Minneapolis — An old bugaboo from April reared up and bit the Tigers Thursday night.
The failure to turn a couple of double-plays — and one big missed opportunity on offense — was at the heart of the Tigers' 5-3 loss to the Minnesota Twins Thursday night at Target Field.
"It is frustrating," manager AJ Hinch said. "It hasn't been our norm but you are reminded quickly in this game, if you don't execute it can hurt you in the end."
The loss blunted another strong outing by rookie left-hander Tarik Skubal, who started the game with 13 straight outs.
"We didn't execute and gave away a couple of outs and missed a few opportunities," Hinch said. "And we couldn't keep the ball in the ballpark. Those were the three keys to the game."
The Twins came into the game leading baseball with 42 home runs off left-handed pitching. And Skubal’s 17 homers allowed ranked third in the American League. Some fireworks were predictable.
Catcher Ryan Jeffers ended the string of 13 straight outs with a solo homer in the fifth. Then Miguel Sano blasted a solo home run leading off the seventh that tied the game 3-3.
"It's a tough loss," Skubal said. "I didn't do enough to keep our team with that 3-1 lead. I didn't do a good enough job getting the ball to the next guy."
That said, two missed double-play chances indirectly led to three runs, including the tie-breaking runs in the seventh.
Skubal, who was at 90 pitches with no outs in the seventh, gave up a single to Max Kepler but got Gilberto Celestino to hit a chopper to shortstop Zack Short. Short flipped to Willi Castro at second.

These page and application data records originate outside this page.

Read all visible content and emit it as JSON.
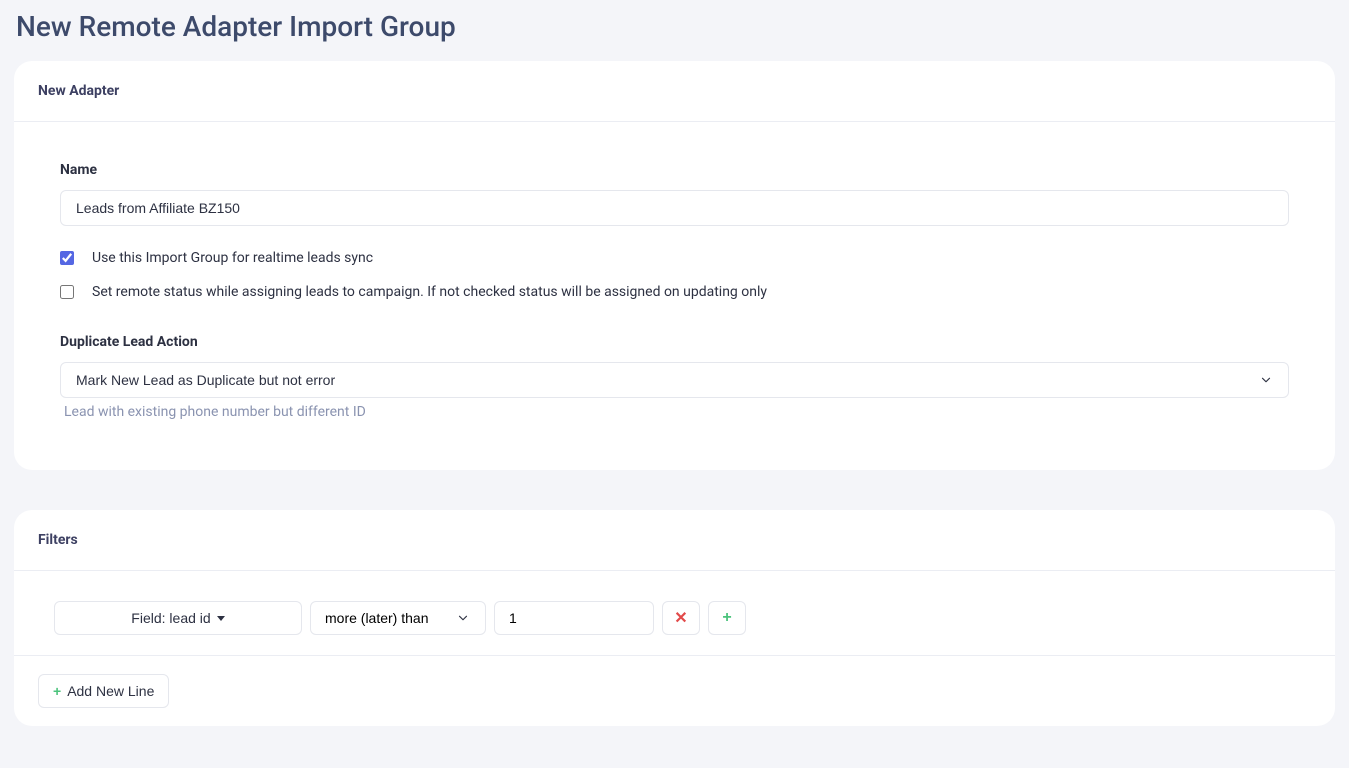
{
  "page": {
    "title": "New Remote Adapter Import Group"
  },
  "adapter_card": {
    "header": "New Adapter",
    "name_label": "Name",
    "name_value": "Leads from Affiliate BZ150",
    "checkbox_realtime": {
      "checked": true,
      "label": "Use this Import Group for realtime leads sync"
    },
    "checkbox_remote_status": {
      "checked": false,
      "label": "Set remote status while assigning leads to campaign. If not checked status will be assigned on updating only"
    },
    "duplicate_action": {
      "label": "Duplicate Lead Action",
      "selected": "Mark New Lead as Duplicate but not error",
      "help": "Lead with existing phone number but different ID"
    }
  },
  "filters_card": {
    "header": "Filters",
    "rows": [
      {
        "field_label": "Field: lead id",
        "operator": "more (later) than",
        "value": "1"
      }
    ],
    "add_new_line": "Add New Line"
  }
}
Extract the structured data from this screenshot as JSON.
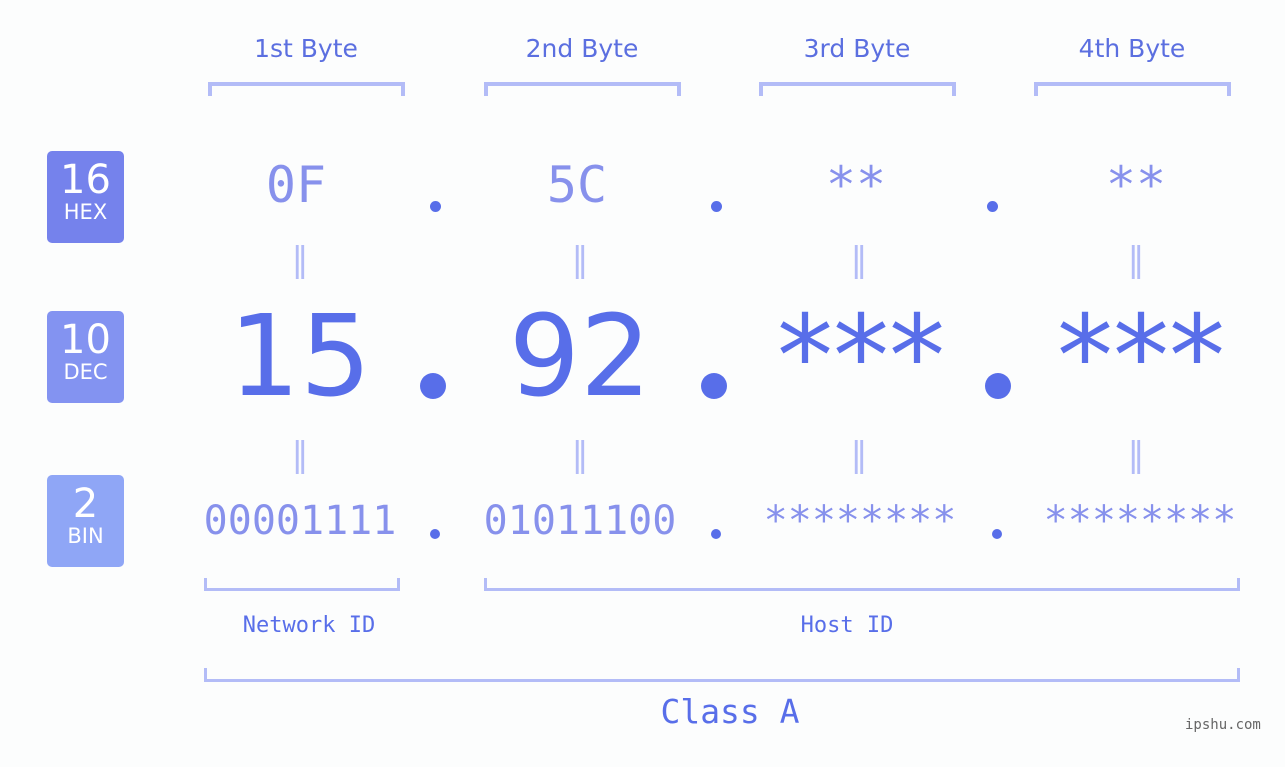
{
  "badges": [
    {
      "num": "16",
      "label": "HEX",
      "color": "#7582ec"
    },
    {
      "num": "10",
      "label": "DEC",
      "color": "#8393f1"
    },
    {
      "num": "2",
      "label": "BIN",
      "color": "#8fa6f6"
    }
  ],
  "bytes": [
    {
      "header": "1st Byte",
      "hex": "0F",
      "dec": "15",
      "bin": "00001111"
    },
    {
      "header": "2nd Byte",
      "hex": "5C",
      "dec": "92",
      "bin": "01011100"
    },
    {
      "header": "3rd Byte",
      "hex": "**",
      "dec": "***",
      "bin": "********"
    },
    {
      "header": "4th Byte",
      "hex": "**",
      "dec": "***",
      "bin": "********"
    }
  ],
  "equals_symbol": "=",
  "network_label": "Network ID",
  "host_label": "Host ID",
  "class_label": "Class A",
  "watermark": "ipshu.com",
  "colors": {
    "accent": "#586ee9",
    "light": "#8791ec",
    "bracket": "#b3bcf7"
  }
}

Castro, in his haste to throw to first and complete a double-play, took his foot off the bag at second before he had the ball. Both runners were safe, both ended up scoring — one on a wild pitch by Jose Cisnero and the other on a sacrifice fly.
Those runs, unearned, were the margin of victory for Minnesota.
Hinch did not second-guess his decision to stay with Skubal in the seventh.
"He was doing just fine and he had plenty left," Hinch said. "He was so efficient. He had one inning over 20 pitches. He's our guy and he's been incredible for us. And I have a ton of confidence in him.
"That inning had a play we didn't execute behind him. So that was a little unjust to him at that point."
Skubal said he felt strong in the seventh.
"I felt good," he said. "The adrenalin has worn off now and my body still feels good. Getting through the first half of a season and going into the All-Star break completely healthy and feeling strong — I like where I'm at."
A failed double-play opportunity cost the Tigers and Skubal a run in the sixth inning, too. Up 3-1, Jorge Polanco dropped a bunt for a hit and Skubal walked Josh Donaldson with one out.
Skubal got Nelson Cruz to bounce one to Jeimer Candelario at third; a potential inning-ending double-play. But instead of tagging the bag at third and throwing across the diamond, Candelario threw to second and Castro's relay to first was late.
"It might've been easier (to get the first out at third) but it was no sure-fire thing from that distance he had to cover with the runner bearing down on him from second to third," Hinch said. "It just took us a long time to execute that play and Cruz did an incredible job of running the ball out.
"But we need to turn that, one way or another."
Left-handed hitting Trevor Larnach followed with an RBI single to left to make it a 3-2 game.
Eric Haase put the Tigers up 2-0 in the fourth with his 13th home run of the season, a two-run shot. Haase got a wheelhouse fastball (91 mph) from Twins starter J.A. Happ and hooked it inside the foul pole in left field — a 408-foot drive.
They missed a chance to blow it open in the top of the sixth.
Three straight singles that fell in front of Twins outfielders — by Jonathan Schoop, Haase and Miguel Cabrera — set the table. After Candelario was called out on a borderline pitch, Happ walked Short, whom he struck out twice previously, to force in a run.
Still only one out, Happ got Castro to hit into a double-play.
The Tigers didn't put another runner on base after the sixth.